##### SOURCE RECORDS #####

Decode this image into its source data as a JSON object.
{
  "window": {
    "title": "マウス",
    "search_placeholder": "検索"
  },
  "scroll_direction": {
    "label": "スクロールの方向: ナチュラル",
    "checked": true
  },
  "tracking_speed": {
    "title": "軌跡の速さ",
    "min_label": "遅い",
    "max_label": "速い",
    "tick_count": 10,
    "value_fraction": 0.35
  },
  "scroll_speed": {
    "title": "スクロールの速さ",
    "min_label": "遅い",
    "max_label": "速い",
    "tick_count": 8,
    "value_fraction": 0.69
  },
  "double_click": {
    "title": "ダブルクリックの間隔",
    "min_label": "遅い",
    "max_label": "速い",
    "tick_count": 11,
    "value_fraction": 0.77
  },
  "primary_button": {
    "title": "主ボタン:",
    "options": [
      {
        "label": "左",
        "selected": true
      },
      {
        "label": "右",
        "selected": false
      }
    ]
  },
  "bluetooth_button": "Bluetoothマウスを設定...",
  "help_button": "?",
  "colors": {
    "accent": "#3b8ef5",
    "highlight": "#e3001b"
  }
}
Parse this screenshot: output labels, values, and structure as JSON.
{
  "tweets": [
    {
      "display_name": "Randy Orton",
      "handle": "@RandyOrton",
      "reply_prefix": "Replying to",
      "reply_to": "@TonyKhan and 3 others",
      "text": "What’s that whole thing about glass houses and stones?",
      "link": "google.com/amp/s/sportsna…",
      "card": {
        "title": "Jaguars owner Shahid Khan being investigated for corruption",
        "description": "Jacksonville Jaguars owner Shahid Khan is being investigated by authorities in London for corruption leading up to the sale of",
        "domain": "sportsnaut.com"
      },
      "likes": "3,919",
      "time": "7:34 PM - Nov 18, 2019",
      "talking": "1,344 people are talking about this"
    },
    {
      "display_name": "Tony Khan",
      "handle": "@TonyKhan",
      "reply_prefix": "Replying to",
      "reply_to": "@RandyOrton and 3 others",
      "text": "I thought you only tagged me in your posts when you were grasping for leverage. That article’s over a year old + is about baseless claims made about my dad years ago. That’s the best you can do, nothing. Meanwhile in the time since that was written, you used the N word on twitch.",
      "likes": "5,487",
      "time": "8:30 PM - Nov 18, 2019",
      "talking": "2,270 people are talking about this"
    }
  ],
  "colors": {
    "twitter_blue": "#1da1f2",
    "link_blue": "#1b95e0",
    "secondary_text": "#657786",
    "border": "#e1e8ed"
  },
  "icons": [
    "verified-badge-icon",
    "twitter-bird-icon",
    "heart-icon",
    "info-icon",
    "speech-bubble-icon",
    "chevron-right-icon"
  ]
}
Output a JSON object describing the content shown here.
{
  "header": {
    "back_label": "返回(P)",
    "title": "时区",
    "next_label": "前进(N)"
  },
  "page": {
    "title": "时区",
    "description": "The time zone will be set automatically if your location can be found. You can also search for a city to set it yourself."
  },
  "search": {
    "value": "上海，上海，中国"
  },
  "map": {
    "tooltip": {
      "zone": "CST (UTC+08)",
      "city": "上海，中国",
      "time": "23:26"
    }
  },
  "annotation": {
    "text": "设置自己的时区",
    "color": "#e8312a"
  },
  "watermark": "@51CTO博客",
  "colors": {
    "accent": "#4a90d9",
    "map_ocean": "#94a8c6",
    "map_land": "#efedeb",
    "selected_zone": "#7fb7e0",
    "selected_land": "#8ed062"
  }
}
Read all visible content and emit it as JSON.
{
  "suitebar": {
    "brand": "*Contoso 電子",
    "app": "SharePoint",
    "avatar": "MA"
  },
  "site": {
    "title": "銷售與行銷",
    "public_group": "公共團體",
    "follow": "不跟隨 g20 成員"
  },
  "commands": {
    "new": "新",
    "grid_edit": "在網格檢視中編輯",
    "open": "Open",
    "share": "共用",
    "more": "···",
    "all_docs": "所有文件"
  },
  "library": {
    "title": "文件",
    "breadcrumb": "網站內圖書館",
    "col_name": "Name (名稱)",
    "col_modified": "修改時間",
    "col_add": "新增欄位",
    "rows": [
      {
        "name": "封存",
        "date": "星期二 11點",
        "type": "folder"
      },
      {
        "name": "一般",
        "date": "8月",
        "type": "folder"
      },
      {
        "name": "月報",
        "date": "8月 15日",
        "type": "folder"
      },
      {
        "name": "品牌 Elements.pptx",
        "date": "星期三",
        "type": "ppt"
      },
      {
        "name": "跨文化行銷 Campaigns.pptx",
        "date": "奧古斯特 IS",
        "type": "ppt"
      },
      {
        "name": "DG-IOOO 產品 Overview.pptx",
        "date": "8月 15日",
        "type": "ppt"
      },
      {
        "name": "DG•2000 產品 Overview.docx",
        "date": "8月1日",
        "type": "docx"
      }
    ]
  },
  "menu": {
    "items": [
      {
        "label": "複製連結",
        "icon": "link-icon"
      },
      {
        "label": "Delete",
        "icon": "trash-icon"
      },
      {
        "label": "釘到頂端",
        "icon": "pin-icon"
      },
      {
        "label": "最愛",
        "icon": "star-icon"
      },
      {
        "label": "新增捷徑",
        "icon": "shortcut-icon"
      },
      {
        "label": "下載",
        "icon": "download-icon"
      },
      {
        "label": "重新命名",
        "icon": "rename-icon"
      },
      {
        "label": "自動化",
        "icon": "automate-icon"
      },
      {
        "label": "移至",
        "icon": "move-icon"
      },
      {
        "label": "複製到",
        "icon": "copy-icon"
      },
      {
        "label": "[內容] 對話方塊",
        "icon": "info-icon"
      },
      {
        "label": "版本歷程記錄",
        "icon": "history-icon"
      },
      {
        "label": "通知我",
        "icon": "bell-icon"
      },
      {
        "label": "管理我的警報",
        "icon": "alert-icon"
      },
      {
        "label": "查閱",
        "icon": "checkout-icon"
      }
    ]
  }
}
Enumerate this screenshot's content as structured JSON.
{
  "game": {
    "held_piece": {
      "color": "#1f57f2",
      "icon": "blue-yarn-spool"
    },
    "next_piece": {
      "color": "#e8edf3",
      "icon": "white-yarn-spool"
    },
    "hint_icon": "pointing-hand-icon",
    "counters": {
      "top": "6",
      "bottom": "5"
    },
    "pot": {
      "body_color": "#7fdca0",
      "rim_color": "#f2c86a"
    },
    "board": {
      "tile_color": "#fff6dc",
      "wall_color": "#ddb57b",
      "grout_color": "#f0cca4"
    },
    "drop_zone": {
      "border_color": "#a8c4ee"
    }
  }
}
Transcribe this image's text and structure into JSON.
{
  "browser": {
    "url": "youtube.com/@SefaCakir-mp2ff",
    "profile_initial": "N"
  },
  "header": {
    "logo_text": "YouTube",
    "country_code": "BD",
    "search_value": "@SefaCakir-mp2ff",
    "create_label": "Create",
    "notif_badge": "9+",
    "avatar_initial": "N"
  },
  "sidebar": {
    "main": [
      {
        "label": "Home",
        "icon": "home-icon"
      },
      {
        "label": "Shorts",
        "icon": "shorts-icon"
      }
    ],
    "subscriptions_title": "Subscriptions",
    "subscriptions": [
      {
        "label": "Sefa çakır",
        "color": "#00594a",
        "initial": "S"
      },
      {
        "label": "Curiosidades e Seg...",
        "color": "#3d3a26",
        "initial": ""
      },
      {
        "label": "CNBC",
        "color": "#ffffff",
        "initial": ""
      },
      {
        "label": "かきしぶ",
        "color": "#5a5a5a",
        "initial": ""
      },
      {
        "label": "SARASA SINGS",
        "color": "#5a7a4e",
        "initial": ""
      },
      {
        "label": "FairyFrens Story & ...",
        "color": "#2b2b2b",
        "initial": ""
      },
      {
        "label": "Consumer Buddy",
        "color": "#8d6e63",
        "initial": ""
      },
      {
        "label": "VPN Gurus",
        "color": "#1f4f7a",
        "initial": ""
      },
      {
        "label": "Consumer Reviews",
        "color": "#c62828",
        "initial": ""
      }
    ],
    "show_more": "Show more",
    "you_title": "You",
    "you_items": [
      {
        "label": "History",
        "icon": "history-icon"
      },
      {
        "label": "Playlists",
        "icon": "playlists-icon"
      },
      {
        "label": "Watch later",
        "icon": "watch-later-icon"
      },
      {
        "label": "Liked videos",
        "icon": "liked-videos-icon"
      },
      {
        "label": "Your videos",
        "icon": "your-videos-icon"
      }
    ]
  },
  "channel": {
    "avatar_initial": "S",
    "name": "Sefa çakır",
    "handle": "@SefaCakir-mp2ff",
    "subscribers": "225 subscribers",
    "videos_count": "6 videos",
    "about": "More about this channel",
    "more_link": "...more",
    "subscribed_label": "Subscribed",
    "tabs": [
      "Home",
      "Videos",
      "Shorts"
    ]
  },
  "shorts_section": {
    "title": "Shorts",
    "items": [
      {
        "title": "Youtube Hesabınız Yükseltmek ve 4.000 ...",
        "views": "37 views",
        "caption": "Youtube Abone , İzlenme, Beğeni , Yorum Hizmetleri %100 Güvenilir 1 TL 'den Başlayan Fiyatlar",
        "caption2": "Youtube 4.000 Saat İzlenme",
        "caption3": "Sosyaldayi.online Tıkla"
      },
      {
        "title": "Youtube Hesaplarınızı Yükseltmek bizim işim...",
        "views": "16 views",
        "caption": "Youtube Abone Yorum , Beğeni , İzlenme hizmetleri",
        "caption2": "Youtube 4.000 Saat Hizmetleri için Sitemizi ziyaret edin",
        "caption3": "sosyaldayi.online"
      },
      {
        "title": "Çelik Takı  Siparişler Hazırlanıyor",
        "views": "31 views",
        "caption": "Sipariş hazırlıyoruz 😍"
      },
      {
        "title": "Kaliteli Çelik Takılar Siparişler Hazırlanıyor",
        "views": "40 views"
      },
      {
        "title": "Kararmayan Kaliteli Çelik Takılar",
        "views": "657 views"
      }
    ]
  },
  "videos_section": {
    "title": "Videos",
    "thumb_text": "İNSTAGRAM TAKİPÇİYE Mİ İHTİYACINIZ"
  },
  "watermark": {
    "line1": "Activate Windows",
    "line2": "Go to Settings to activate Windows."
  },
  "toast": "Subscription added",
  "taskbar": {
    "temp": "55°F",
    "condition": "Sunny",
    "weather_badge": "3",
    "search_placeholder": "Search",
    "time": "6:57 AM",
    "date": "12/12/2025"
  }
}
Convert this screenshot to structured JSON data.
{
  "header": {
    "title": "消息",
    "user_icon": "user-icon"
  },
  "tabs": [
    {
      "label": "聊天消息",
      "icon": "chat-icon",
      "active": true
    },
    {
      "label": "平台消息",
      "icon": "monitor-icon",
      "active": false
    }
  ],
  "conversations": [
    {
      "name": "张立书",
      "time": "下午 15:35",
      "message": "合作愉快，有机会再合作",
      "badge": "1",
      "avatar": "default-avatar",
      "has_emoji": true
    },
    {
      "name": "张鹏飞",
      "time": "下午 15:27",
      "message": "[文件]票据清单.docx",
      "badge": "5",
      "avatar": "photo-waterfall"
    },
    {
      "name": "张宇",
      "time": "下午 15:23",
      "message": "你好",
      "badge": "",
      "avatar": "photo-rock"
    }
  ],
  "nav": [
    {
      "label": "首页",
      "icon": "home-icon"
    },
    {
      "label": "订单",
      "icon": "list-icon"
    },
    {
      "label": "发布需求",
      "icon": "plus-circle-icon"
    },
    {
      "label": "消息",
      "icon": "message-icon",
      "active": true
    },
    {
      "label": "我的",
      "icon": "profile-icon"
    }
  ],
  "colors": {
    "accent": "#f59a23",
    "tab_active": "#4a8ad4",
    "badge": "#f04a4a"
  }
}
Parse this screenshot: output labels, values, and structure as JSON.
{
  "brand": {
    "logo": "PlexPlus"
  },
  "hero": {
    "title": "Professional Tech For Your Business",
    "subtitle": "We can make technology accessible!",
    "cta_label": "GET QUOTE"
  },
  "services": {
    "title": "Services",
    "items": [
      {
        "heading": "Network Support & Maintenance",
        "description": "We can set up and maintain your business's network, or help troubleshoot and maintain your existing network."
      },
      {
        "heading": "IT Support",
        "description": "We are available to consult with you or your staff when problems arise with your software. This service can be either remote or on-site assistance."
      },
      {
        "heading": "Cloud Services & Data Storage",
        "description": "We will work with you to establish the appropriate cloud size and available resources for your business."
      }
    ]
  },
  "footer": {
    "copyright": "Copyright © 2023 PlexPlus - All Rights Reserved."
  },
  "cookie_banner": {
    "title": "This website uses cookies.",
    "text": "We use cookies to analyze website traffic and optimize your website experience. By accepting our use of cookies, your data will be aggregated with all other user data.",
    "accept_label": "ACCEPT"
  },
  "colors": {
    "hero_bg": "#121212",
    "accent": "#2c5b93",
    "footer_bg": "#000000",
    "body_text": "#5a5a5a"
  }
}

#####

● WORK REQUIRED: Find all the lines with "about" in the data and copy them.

● YOUR RESPONSE:
      "text": "What’s that whole thing about glass houses and stones?",
      "talking": "1,344 people are talking about this"
      "text": "I thought you only tagged me in your posts when you were grasping for leverage. That article’s over a year old + is about baseless claims made about my dad years ago. That’s the best you can do, nothing. Meanwhile in the time since that was written, you used the N word on twitch.",
      "talking": "2,270 people are talking about this"
    "about": "More about this channel",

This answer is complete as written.